2. All blind people see black.
There is a wide spectrum of blindness, I personally used to be legally blind when I was younger and could see colour and shapes and large print up close but I could not see fine detail like facial features. When I would look at a tree I would see that it was brown on the bottom and I would just see a puff of green on top, I could not see the detail of the leaves and the branches intertwined in amongst the leaves. Now I see small amounts of light and no shadow or movement so I am completely blind but I can tell you when the lights are on or off if the light is bright enough. There is a wide spectrum of blindness from people who are able to read large print and people who can not see even light but most do not see just black.
I wear sunglasses because the light really bothers my eyes, it is quite painful to be honest so it is more comfortable for me to wear them even inside. I am not hiding my eyes because they do not look normal I am simply saving myself the pain and discomfort of having the lights shine in my eyes. So just because you see someone with a white cane or a guide dog do not assume that they can or can not see anything.

3. Blind people can not live on their own.
Why Not ? What would be stopping someone from living alone. People who are blind or partially sighted are more than capable of cooking,cleaning, grocery shopping, paying bills, answering a phone, telling time so what would be the reason that they can not live alone. This one is ridiculous to me, this notion that people who are blind are helpless individuals who are in need of help all the time is crazy. There is absolutely no reason why someone who is blind needs to be treated like a toddler.

There are many myths about blindness out there, we need to remember that people all have different abilities and lifestyles and their disability should not be a factor in why you think they are not or are doing something.

Blind Parenting

I am blessed with three beautiful children, ages 12, nine and eight. Things are a little crazy at our house, but isn’t it always with three kids?

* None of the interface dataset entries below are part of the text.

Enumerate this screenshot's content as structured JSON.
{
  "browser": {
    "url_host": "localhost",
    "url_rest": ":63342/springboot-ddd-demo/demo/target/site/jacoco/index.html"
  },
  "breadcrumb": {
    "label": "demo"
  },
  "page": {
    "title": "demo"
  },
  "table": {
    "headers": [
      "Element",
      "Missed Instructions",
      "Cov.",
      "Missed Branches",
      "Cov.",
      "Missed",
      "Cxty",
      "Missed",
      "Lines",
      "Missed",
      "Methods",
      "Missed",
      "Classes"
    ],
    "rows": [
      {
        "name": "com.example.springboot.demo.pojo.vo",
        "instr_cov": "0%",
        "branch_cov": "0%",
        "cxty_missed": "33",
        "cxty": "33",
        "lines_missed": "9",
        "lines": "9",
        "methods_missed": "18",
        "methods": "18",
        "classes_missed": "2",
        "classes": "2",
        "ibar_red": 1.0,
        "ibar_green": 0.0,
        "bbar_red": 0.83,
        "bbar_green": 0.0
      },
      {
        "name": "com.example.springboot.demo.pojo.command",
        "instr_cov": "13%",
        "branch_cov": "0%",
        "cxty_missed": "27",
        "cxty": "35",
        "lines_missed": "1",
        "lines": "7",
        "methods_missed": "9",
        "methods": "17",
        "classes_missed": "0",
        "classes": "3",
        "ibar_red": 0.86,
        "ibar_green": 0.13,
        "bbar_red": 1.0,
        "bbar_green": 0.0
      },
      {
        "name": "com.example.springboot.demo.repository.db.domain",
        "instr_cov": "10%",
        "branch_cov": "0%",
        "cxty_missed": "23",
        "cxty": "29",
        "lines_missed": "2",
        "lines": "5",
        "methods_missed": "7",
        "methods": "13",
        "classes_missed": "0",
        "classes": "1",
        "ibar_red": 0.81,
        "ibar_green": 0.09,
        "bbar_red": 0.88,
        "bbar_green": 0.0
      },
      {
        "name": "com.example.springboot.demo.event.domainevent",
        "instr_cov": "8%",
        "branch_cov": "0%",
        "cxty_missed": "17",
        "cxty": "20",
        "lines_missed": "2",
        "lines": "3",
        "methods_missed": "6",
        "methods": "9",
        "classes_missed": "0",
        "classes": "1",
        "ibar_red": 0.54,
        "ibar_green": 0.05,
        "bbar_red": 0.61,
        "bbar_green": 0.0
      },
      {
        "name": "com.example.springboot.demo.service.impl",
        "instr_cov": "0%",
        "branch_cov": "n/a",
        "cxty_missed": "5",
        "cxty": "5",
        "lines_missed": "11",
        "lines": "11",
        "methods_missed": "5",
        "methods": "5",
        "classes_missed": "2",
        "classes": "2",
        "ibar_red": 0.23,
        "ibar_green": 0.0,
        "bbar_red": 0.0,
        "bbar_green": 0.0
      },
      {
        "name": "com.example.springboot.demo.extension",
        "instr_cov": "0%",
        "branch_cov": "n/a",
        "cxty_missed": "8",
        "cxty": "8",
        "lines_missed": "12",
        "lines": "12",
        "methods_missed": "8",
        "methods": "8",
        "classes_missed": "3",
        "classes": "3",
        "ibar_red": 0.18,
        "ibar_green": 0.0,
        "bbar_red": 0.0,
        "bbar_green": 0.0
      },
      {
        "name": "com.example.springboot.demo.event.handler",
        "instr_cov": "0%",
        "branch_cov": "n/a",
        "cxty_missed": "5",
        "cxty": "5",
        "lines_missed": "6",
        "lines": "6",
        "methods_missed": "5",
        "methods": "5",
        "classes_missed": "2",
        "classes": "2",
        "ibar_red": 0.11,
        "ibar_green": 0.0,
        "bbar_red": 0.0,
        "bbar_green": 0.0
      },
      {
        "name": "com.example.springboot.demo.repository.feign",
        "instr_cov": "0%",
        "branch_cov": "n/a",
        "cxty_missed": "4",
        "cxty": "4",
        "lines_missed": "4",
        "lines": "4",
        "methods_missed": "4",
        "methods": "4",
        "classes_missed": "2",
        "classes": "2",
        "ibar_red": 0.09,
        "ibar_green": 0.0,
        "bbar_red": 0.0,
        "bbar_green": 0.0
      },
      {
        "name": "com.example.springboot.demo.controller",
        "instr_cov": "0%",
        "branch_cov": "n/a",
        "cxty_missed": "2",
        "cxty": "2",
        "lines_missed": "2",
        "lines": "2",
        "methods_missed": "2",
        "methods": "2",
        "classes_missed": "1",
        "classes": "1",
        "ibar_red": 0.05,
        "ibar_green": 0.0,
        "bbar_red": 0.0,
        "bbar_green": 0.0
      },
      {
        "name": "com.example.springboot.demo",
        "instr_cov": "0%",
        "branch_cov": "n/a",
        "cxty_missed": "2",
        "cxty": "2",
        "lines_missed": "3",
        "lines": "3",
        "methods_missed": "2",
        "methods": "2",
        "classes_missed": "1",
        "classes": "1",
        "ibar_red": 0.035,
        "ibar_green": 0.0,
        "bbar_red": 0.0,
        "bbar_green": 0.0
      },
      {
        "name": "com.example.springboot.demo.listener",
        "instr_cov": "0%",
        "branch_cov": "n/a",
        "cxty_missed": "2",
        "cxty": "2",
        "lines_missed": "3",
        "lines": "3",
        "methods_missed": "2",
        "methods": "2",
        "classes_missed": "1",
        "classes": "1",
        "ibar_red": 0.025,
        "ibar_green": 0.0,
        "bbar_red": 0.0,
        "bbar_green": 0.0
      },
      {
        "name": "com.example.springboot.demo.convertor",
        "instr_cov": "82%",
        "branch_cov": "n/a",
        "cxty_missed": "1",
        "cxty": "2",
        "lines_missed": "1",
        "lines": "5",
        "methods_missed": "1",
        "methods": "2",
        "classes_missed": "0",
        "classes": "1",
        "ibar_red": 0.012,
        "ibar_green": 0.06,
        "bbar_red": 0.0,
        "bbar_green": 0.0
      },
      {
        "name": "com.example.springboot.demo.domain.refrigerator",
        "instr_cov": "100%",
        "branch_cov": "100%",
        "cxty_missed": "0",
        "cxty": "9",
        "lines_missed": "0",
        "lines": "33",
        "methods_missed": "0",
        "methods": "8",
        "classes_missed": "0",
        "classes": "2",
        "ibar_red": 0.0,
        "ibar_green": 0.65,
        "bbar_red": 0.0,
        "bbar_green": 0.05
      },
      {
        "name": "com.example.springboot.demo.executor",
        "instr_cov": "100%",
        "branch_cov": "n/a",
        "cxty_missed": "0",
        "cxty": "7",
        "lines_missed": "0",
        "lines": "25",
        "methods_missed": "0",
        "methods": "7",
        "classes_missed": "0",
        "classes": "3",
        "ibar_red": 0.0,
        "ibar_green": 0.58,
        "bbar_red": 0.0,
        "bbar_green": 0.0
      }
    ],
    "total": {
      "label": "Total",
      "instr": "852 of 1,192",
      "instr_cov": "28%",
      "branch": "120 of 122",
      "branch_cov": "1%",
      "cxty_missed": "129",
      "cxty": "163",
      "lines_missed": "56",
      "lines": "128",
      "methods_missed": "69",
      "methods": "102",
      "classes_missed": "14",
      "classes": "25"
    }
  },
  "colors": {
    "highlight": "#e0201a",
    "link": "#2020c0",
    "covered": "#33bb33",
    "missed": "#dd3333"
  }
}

My ability to parent as a person who is blind has come into question many times. Not because I’m not capable of raising my own children, but because people can’t understand how I can do it blind.

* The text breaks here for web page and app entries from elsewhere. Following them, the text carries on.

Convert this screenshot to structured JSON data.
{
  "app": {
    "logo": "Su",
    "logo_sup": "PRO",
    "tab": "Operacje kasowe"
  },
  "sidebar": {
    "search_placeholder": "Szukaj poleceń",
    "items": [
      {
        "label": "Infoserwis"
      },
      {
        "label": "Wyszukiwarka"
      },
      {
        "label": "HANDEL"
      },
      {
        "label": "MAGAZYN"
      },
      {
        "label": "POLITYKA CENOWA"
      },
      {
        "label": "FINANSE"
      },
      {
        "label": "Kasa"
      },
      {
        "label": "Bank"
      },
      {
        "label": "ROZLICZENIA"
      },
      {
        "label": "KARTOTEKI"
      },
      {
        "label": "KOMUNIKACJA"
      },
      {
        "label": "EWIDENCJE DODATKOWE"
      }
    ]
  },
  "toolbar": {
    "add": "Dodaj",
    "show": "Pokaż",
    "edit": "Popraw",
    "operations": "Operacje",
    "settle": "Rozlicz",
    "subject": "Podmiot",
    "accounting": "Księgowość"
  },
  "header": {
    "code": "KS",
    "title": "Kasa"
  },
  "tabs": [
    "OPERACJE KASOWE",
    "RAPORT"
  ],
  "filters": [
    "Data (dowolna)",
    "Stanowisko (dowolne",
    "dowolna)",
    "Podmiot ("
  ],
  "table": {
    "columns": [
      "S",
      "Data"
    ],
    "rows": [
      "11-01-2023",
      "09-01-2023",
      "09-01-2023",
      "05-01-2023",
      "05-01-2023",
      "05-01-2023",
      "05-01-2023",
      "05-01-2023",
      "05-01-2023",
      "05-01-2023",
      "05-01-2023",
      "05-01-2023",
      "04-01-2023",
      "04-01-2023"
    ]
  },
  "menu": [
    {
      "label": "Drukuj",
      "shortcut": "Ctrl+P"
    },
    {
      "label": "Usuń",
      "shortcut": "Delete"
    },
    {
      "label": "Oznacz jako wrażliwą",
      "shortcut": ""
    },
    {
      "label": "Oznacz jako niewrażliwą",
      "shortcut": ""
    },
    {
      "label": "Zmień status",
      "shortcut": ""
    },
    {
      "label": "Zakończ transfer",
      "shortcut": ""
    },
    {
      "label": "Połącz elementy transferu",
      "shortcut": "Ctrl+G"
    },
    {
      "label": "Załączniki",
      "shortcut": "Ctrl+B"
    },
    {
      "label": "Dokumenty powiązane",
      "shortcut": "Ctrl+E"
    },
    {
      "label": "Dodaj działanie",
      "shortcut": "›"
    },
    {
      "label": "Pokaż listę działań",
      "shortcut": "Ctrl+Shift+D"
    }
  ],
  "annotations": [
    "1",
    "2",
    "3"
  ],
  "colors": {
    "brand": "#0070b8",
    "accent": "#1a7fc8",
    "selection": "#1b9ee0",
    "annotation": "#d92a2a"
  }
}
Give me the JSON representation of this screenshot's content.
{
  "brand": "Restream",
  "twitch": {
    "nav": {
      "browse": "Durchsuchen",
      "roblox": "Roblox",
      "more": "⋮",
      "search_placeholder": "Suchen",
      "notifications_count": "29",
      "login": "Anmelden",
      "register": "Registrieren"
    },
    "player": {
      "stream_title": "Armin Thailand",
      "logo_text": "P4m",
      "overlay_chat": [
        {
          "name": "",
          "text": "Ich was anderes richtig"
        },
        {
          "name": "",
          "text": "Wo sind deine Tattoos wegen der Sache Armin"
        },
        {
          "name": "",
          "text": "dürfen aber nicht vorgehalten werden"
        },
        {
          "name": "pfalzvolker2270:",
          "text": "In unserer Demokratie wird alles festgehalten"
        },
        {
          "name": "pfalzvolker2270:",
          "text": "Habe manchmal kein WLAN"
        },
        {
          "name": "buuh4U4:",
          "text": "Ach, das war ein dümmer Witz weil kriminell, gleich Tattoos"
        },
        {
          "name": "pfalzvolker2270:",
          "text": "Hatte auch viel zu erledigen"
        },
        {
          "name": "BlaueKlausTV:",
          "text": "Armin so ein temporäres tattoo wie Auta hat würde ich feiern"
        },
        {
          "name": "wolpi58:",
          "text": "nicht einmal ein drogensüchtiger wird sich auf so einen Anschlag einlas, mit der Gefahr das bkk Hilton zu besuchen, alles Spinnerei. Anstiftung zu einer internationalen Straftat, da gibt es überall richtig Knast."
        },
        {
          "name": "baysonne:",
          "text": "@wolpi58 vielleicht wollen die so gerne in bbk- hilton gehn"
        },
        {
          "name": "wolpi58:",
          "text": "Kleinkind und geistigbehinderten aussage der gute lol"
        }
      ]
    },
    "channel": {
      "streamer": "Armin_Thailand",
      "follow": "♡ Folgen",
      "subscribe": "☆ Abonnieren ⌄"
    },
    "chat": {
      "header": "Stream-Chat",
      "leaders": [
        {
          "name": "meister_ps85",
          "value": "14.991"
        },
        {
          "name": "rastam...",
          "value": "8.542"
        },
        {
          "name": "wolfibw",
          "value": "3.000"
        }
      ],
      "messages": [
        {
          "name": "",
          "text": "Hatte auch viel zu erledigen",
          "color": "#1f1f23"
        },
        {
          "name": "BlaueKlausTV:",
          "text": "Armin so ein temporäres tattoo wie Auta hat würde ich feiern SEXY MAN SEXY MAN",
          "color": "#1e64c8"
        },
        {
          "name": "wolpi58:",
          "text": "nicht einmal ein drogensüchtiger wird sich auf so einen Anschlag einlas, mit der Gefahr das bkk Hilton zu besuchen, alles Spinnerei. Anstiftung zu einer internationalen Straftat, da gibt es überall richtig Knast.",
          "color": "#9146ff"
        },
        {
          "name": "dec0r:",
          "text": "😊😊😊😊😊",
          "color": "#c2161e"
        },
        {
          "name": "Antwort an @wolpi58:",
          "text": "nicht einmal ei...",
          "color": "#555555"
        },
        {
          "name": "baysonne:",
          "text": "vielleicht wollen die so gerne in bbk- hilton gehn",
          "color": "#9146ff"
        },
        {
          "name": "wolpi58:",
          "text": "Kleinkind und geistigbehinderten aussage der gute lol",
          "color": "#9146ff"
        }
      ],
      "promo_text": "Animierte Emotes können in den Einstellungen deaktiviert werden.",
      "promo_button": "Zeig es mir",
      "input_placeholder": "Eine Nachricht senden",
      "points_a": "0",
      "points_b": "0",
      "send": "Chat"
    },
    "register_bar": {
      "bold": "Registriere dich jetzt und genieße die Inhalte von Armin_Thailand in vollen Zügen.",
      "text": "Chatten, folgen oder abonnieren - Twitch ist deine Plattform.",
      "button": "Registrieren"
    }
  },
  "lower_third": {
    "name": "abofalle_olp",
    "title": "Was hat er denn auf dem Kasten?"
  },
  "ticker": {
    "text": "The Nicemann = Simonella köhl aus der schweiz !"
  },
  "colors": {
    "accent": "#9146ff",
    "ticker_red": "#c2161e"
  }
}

There is no reason why someone who is blind or partially sighted can’t raise children if they so choose to. I believe it takes a village to raise a child, and this is the same whether you are sighted or not. Having a support system in place has been essential for me. My support system however, doesn’t help me with the day-to-day care of my kids. They help with the things that are barriers to being blind. The main one is driving. I live in rural Saskatchewan and need to travel to appointments and to get groceries. This is hard with no public transportation in my community, so I need help with this.

Many people can’t believe I don’t have a nanny because I am blind. I don’t need a nanny, my kids are not in any danger and never have been. Yes, I have had to do things a little differently, but this never affected my ability to be a good parent.

When the kids were toddlers they had to stay close to me when walking, or at the park they were not allowed to run away. We also established rules like: when mom calls your name you answer and come check in. Visiting places I was not familiar with, or in crowds, my kids benefited from my low vision because I was always right there playing with them, so that I could keep them in my view. Did they miss out when they were younger on all the things that toddlers and young children like to do? Not in the slightest.

When it comes to making sure they are safe in our home, I have established rules and we communicate all the time. When I ask a question the kids know that a head nod will not suffice and they must answer. They have also learned that mom can hear an eye roll in their voice and you will never get away with walking in the house with your shoes on!

There are things in the home that I have to ask for help with, but they don’t affect my ability to parent. I ask my husband to measure out liquid medications and help me figure out the dosage. I also get my kids to help read instructions on foods or recipes, which has made us closer and teaches my kids new skills.

People’s perception of what I am capable of is what makes it hard to parent, not my abilities.

Until Next Time,

Ashley and Rick